# Work order:
Each record that follows is to be reproduced verbatim.

# Exercise data:

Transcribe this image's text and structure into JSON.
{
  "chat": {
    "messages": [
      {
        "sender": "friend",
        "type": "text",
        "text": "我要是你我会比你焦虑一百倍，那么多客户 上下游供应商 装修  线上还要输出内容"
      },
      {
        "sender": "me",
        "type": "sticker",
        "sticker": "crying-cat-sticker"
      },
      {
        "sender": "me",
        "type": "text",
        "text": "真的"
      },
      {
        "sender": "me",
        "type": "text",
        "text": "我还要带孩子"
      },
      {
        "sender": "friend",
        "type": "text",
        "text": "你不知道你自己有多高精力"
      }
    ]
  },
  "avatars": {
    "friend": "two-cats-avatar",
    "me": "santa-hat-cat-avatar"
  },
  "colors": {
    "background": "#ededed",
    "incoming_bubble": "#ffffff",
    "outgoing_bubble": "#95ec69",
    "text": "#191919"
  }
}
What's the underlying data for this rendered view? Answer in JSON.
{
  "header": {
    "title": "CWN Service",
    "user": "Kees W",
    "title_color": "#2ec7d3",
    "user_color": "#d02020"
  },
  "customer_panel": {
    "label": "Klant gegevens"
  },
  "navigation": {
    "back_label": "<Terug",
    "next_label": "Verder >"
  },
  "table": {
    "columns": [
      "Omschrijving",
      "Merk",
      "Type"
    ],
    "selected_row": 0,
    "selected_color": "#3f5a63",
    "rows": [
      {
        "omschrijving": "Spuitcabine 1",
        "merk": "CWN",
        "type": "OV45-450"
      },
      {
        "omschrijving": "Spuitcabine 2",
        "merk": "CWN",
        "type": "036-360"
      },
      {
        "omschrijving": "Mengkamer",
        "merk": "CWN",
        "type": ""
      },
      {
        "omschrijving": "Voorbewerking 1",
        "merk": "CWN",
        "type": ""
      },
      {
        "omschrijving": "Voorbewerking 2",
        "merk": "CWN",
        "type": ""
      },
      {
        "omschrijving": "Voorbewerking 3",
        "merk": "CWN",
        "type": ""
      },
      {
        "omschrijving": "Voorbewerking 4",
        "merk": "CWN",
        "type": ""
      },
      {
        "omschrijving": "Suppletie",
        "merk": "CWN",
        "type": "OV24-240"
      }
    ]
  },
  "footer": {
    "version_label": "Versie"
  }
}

# Result of the exercise:
Transcribe this image's text and structure into JSON.
{
  "chat": {
    "messages": [
      {
        "sender": "friend",
        "type": "text",
        "text": "我要是你我会比你焦虑一百倍，那么多客户 上下游供应商 装修  线上还要输出内容"
      },
      {
        "sender": "me",
        "type": "sticker",
        "sticker": "crying-cat-sticker"
      },
      {
        "sender": "me",
        "type": "text",
        "text": "真的"
      },
      {
        "sender": "me",
        "type": "text",
        "text": "我还要带孩子"
      },
      {
        "sender": "friend",
        "type": "text",
        "text": "你不知道你自己有多高精力"
      }
    ]
  },
  "avatars": {
    "friend": "two-cats-avatar",
    "me": "santa-hat-cat-avatar"
  },
  "colors": {
    "background": "#ededed",
    "incoming_bubble": "#ffffff",
    "outgoing_bubble": "#95ec69",
    "text": "#191919"
  }
}
What's the underlying data for this rendered view? Answer in JSON.
{
  "header": {
    "title": "CWN Service",
    "user": "Kees W",
    "title_color": "#2ec7d3",
    "user_color": "#d02020"
  },
  "customer_panel": {
    "label": "Klant gegevens"
  },
  "navigation": {
    "back_label": "<Terug",
    "next_label": "Verder >"
  },
  "table": {
    "columns": [
      "Omschrijving",
      "Merk",
      "Type"
    ],
    "selected_row": 0,
    "selected_color": "#3f5a63",
    "rows": [
      {
        "omschrijving": "Spuitcabine 1",
        "merk": "CWN",
        "type": "OV45-450"
      },
      {
        "omschrijving": "Spuitcabine 2",
        "merk": "CWN",
        "type": "036-360"
      },
      {
        "omschrijving": "Mengkamer",
        "merk": "CWN",
        "type": ""
      },
      {
        "omschrijving": "Voorbewerking 1",
        "merk": "CWN",
        "type": ""
      },
      {
        "omschrijving": "Voorbewerking 2",
        "merk": "CWN",
        "type": ""
      },
      {
        "omschrijving": "Voorbewerking 3",
        "merk": "CWN",
        "type": ""
      },
      {
        "omschrijving": "Voorbewerking 4",
        "merk": "CWN",
        "type": ""
      },
      {
        "omschrijving": "Suppletie",
        "merk": "CWN",
        "type": "OV24-240"
      }
    ]
  },
  "footer": {
    "version_label": "Versie"
  }
}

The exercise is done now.